■ **WORK TO BE COMPLETED**
Print each record that follows exactly, leaving the pictures behind.

■ **RECORD EXTRACTS**
-.-.-

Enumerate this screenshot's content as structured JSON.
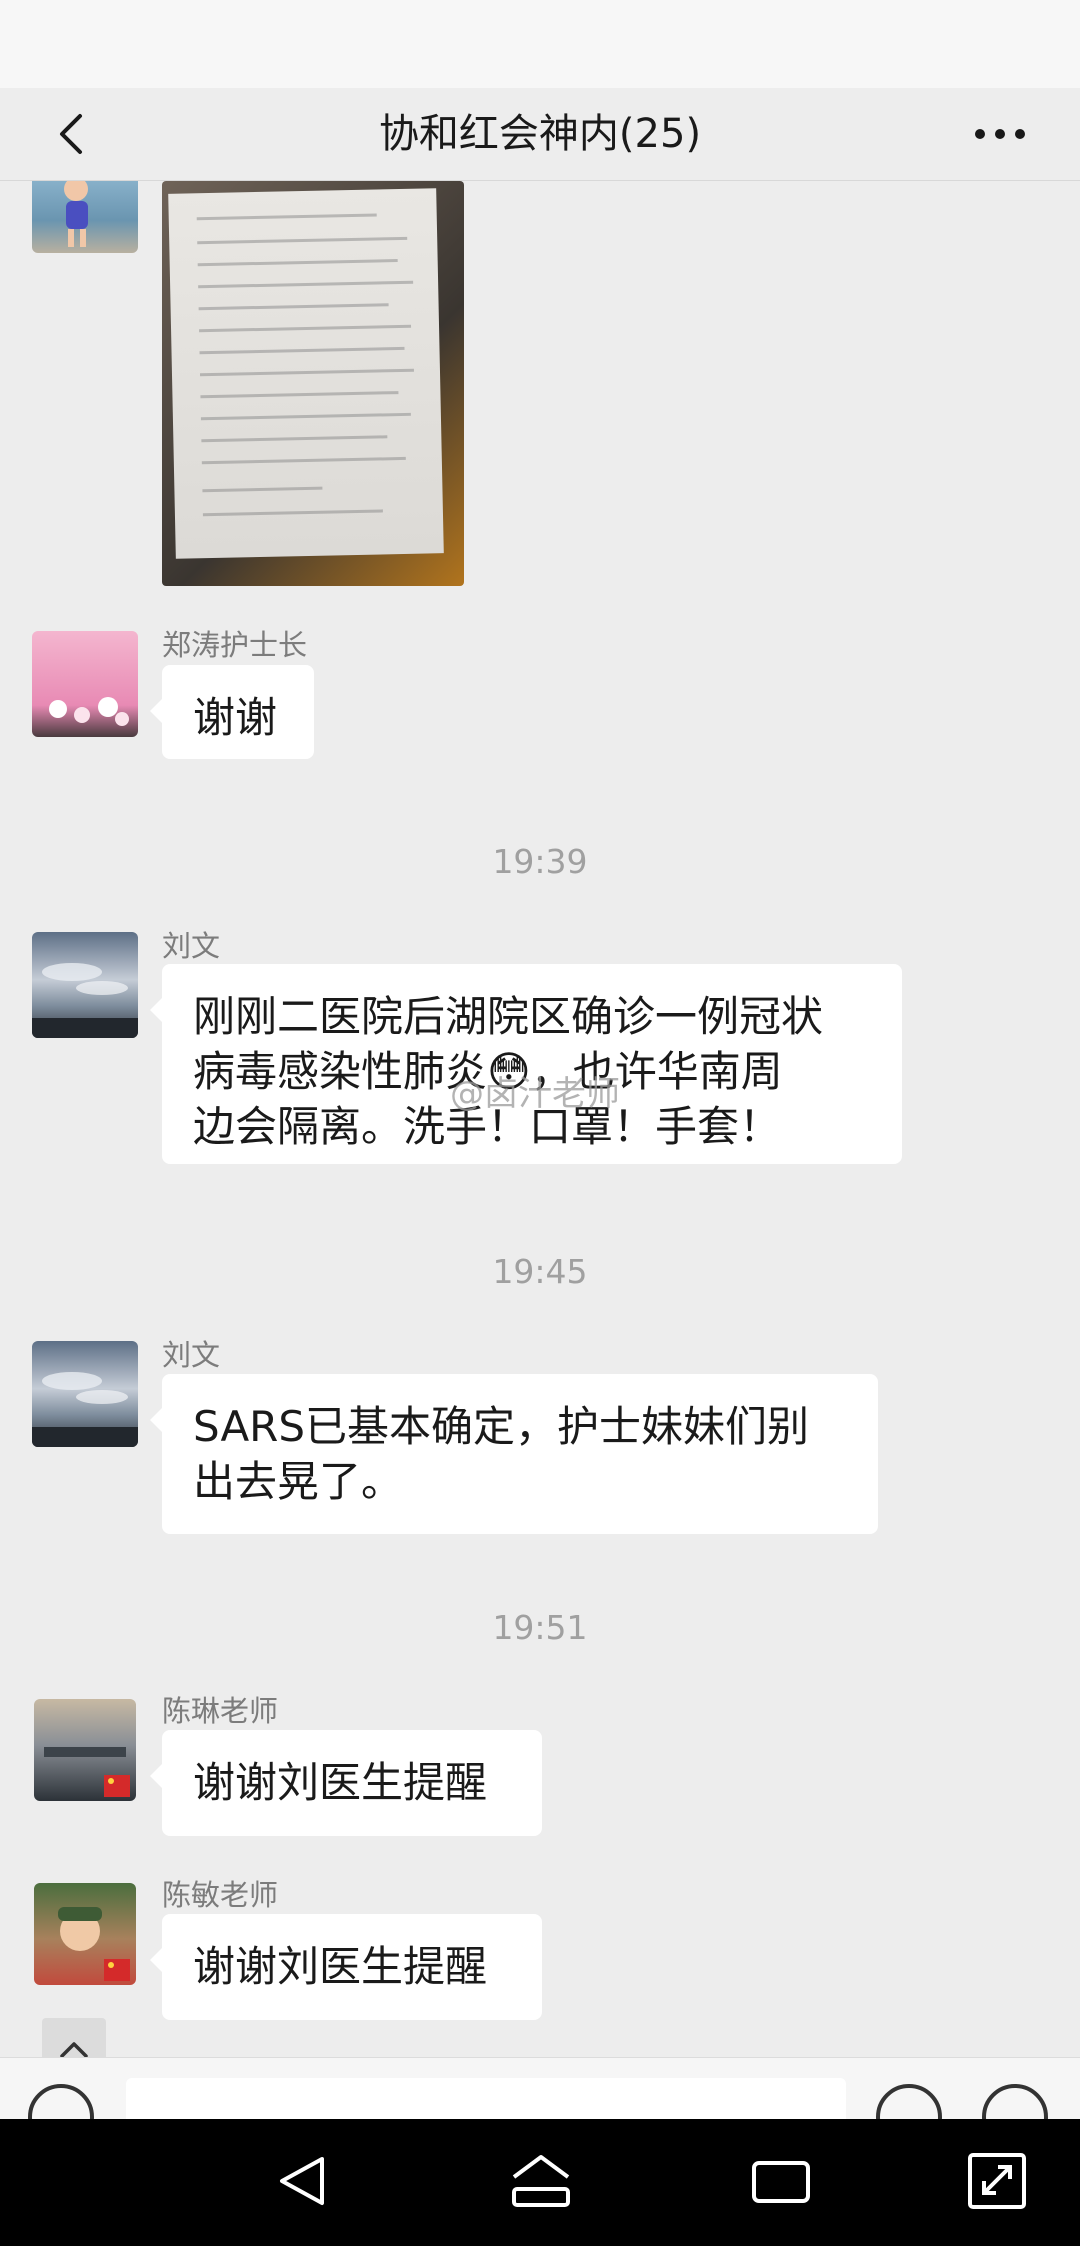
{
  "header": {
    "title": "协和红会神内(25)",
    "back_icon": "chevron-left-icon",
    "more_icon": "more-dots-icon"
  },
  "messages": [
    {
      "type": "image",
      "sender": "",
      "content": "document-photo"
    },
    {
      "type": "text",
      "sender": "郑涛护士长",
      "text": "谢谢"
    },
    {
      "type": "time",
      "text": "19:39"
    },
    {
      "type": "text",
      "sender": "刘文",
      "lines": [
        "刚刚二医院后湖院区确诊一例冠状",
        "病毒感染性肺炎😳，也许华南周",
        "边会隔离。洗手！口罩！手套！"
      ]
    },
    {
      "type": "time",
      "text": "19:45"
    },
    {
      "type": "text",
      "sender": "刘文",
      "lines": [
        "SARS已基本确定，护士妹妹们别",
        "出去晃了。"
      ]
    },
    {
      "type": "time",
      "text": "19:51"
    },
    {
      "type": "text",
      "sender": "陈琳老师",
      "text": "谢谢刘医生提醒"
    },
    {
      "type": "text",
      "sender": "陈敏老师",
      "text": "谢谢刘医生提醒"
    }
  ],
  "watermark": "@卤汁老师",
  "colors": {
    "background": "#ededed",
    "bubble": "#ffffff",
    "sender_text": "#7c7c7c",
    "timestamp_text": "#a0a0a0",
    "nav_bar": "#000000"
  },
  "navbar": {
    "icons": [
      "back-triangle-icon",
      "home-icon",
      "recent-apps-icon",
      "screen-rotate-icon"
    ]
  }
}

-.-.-

■ **ANSWER SPACE**
Enumerate this screenshot's content as structured JSON.
{
  "header": {
    "title": "协和红会神内(25)",
    "back_icon": "chevron-left-icon",
    "more_icon": "more-dots-icon"
  },
  "messages": [
    {
      "type": "image",
      "sender": "",
      "content": "document-photo"
    },
    {
      "type": "text",
      "sender": "郑涛护士长",
      "text": "谢谢"
    },
    {
      "type": "time",
      "text": "19:39"
    },
    {
      "type": "text",
      "sender": "刘文",
      "lines": [
        "刚刚二医院后湖院区确诊一例冠状",
        "病毒感染性肺炎😳，也许华南周",
        "边会隔离。洗手！口罩！手套！"
      ]
    },
    {
      "type": "time",
      "text": "19:45"
    },
    {
      "type": "text",
      "sender": "刘文",
      "lines": [
        "SARS已基本确定，护士妹妹们别",
        "出去晃了。"
      ]
    },
    {
      "type": "time",
      "text": "19:51"
    },
    {
      "type": "text",
      "sender": "陈琳老师",
      "text": "谢谢刘医生提醒"
    },
    {
      "type": "text",
      "sender": "陈敏老师",
      "text": "谢谢刘医生提醒"
    }
  ],
  "watermark": "@卤汁老师",
  "colors": {
    "background": "#ededed",
    "bubble": "#ffffff",
    "sender_text": "#7c7c7c",
    "timestamp_text": "#a0a0a0",
    "nav_bar": "#000000"
  },
  "navbar": {
    "icons": [
      "back-triangle-icon",
      "home-icon",
      "recent-apps-icon",
      "screen-rotate-icon"
    ]
  }
}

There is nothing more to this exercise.